Locate the string "update" in the records below. Copy every line where it occurs.

********

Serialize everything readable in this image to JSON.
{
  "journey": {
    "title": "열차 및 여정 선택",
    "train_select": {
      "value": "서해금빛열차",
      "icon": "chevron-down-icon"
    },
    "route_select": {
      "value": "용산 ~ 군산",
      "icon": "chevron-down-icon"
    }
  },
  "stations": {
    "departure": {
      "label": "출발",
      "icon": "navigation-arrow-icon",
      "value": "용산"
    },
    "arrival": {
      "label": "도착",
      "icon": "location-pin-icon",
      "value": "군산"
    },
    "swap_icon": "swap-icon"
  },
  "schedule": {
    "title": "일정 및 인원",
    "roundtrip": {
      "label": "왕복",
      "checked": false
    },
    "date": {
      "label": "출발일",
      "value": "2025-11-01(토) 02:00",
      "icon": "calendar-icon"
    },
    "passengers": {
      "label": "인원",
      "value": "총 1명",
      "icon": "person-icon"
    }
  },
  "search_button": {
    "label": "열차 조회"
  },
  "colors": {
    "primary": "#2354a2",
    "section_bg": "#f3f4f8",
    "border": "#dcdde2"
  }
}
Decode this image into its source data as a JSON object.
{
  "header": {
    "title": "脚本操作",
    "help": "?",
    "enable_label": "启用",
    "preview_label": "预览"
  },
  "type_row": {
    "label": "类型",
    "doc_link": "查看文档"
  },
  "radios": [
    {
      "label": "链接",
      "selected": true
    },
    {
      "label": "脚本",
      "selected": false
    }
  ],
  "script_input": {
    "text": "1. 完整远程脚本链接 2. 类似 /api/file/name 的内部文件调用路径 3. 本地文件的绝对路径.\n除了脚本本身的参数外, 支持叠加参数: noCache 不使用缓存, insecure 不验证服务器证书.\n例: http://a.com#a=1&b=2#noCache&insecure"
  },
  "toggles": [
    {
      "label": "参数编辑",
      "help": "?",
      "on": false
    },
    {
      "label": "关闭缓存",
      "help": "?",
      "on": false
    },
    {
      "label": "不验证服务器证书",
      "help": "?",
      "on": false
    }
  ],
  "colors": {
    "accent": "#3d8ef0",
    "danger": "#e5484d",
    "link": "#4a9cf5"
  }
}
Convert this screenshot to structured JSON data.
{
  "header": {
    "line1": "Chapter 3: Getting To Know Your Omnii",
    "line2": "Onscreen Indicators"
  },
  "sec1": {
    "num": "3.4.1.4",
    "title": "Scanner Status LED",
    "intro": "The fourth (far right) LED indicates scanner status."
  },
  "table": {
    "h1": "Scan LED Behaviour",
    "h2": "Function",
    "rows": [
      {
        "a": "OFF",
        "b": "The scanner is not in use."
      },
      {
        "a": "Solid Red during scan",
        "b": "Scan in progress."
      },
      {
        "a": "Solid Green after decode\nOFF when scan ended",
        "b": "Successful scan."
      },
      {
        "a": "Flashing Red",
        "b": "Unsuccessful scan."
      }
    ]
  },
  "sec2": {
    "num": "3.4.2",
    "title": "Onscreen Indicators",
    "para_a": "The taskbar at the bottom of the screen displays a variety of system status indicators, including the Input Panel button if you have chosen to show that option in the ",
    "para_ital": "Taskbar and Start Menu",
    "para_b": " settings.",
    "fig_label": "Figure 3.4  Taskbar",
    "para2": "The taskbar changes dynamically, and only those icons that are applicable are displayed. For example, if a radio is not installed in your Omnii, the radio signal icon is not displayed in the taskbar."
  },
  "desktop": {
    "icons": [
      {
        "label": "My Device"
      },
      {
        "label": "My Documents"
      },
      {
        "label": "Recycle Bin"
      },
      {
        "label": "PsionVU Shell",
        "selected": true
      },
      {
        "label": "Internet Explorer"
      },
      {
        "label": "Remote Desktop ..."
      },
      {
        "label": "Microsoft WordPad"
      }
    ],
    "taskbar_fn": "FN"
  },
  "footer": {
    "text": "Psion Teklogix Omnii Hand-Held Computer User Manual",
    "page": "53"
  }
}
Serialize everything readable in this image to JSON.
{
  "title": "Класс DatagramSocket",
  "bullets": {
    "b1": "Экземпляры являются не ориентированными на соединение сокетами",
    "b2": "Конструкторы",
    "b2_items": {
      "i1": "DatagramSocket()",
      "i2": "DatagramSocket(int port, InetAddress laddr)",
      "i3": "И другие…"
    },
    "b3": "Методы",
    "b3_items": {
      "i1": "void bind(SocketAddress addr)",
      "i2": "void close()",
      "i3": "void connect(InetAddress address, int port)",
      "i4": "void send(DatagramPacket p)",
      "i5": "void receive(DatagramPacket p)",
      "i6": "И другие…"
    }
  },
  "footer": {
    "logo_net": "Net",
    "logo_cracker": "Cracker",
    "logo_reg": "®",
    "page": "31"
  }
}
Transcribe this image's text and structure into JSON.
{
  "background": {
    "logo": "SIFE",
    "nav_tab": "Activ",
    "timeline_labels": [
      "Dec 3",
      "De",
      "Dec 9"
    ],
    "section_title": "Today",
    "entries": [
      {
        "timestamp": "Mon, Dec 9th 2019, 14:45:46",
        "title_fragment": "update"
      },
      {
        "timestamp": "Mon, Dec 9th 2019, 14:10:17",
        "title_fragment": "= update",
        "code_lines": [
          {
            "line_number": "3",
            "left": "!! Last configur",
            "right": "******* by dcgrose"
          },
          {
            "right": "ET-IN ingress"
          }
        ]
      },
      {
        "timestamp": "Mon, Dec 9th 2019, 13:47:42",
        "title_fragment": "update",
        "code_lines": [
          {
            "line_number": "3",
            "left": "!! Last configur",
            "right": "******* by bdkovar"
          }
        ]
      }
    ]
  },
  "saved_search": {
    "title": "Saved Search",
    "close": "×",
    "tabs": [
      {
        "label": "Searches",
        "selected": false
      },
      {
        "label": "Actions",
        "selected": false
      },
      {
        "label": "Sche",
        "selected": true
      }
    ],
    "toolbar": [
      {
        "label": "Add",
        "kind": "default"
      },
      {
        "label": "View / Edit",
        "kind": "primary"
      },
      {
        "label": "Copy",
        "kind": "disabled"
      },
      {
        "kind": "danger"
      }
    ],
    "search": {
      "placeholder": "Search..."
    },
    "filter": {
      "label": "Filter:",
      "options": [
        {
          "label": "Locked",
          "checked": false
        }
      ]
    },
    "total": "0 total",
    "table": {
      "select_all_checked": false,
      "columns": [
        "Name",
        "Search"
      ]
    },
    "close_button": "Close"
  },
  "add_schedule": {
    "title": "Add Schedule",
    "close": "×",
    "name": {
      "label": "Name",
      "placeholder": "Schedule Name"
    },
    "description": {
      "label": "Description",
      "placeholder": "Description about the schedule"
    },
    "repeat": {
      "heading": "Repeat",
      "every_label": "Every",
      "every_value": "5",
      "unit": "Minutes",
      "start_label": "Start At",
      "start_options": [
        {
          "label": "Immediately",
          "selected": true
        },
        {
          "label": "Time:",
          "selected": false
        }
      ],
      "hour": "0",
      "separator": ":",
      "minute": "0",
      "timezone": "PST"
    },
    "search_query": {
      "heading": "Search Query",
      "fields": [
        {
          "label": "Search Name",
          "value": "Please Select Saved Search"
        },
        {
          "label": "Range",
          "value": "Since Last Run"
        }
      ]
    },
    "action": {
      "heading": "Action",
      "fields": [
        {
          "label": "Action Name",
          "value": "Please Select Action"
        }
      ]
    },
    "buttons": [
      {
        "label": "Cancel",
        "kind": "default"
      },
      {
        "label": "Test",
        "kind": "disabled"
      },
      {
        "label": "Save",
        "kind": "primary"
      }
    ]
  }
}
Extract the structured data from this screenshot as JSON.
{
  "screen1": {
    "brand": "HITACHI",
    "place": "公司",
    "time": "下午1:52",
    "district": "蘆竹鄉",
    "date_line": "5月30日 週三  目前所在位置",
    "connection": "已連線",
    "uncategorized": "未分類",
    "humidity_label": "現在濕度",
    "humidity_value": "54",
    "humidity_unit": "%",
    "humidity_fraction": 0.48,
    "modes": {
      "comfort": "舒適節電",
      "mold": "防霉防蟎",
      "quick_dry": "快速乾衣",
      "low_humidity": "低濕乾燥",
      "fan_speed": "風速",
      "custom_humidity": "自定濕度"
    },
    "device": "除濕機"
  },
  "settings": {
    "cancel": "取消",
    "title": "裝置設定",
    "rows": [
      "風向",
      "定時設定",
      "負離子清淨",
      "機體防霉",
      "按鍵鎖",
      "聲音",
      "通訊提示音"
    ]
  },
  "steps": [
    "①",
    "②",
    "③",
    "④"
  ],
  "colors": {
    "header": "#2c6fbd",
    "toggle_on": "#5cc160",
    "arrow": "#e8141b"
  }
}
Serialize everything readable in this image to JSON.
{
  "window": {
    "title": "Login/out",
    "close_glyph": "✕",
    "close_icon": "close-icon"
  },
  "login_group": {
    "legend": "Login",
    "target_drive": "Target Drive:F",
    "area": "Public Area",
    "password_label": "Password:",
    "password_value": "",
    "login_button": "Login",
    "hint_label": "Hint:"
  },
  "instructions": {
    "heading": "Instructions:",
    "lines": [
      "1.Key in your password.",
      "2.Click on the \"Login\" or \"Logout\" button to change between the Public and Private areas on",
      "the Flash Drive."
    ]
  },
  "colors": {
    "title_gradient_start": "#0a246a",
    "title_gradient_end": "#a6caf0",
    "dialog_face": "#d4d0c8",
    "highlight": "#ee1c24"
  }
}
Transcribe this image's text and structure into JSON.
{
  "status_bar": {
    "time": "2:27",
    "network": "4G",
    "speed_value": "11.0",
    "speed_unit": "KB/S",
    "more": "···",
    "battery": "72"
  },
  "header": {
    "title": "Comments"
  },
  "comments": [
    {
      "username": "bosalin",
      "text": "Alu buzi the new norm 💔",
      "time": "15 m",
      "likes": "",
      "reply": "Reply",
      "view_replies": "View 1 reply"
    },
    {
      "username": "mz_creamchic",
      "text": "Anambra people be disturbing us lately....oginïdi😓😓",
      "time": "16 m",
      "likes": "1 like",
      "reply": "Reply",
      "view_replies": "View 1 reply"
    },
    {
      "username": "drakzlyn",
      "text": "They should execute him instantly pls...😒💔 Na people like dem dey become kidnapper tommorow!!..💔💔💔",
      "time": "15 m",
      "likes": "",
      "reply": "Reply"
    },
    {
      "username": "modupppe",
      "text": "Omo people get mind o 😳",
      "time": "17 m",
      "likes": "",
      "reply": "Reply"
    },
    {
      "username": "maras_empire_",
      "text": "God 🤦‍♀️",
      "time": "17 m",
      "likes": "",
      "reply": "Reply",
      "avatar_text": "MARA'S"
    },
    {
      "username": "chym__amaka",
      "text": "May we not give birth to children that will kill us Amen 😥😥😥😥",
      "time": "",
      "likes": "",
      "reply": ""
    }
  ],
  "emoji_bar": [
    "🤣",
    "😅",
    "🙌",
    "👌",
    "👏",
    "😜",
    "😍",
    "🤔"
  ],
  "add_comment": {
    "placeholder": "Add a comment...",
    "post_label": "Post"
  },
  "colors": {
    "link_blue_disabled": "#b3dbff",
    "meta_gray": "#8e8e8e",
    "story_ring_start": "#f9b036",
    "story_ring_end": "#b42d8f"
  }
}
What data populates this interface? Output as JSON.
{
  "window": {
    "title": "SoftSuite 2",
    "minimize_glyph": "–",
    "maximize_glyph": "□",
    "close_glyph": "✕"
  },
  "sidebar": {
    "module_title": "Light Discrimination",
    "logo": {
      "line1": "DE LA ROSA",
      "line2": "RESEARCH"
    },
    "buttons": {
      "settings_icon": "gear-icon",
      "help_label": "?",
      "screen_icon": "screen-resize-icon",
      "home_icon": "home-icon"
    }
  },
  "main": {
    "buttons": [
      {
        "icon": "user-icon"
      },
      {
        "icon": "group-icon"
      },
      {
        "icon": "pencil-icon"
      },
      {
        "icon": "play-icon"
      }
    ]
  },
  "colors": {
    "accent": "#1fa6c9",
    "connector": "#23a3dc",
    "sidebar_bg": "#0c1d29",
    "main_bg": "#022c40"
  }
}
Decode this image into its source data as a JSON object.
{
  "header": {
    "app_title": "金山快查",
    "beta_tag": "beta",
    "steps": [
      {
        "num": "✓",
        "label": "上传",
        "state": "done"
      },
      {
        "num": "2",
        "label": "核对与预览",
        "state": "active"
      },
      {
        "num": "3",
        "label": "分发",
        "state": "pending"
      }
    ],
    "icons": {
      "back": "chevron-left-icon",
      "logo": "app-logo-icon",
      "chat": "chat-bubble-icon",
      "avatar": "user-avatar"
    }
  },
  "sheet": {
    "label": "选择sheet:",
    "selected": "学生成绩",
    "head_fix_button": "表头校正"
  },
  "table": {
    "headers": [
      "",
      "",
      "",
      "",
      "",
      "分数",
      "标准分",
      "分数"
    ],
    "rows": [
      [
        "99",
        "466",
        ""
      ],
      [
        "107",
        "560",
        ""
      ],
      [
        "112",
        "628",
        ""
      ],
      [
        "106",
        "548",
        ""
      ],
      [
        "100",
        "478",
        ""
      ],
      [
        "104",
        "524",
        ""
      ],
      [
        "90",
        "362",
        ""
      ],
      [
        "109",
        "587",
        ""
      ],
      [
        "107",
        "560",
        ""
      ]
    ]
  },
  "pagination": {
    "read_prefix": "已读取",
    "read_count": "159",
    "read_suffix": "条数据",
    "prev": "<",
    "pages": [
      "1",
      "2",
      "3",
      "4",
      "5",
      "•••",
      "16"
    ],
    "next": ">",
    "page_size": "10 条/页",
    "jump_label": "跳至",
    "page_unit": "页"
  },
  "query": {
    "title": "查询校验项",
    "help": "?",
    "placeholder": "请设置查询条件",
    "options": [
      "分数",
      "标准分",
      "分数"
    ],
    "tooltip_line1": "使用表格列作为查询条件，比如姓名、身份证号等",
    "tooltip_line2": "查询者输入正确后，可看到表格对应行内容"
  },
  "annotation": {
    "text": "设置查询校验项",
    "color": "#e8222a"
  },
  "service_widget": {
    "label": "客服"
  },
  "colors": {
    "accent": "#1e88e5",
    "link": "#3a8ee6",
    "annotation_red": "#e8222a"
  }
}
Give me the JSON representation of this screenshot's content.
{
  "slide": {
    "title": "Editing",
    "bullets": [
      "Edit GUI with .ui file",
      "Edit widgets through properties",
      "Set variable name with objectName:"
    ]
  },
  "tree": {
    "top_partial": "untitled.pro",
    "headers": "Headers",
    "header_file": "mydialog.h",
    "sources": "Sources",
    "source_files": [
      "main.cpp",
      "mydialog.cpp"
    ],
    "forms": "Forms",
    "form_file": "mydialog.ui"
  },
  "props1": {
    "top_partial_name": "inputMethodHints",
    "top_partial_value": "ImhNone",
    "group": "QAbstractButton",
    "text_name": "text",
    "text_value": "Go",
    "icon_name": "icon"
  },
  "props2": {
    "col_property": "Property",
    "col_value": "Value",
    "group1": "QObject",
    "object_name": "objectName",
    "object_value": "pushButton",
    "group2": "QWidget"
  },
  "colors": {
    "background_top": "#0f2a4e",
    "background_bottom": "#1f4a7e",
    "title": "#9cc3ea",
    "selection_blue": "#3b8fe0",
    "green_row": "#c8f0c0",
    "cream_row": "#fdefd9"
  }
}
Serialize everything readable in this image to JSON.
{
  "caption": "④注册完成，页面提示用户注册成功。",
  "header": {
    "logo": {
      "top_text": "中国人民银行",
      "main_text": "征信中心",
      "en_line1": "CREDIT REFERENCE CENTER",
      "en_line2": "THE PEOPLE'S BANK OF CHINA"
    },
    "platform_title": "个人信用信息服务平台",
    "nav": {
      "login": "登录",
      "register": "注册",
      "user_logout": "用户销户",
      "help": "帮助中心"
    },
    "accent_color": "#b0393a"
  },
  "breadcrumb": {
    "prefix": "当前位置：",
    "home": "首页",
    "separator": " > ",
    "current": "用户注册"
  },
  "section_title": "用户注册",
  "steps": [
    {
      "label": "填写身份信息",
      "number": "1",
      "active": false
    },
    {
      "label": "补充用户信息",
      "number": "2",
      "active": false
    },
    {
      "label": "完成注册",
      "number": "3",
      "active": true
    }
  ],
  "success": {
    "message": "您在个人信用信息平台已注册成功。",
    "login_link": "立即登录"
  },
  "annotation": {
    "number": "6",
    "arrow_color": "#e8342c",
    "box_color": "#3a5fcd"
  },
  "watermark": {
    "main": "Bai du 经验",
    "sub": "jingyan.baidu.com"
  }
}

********

OUTPUT OF THE TASK →
        "title_fragment": "update"
        "title_fragment": "= update",
        "title_fragment": "update",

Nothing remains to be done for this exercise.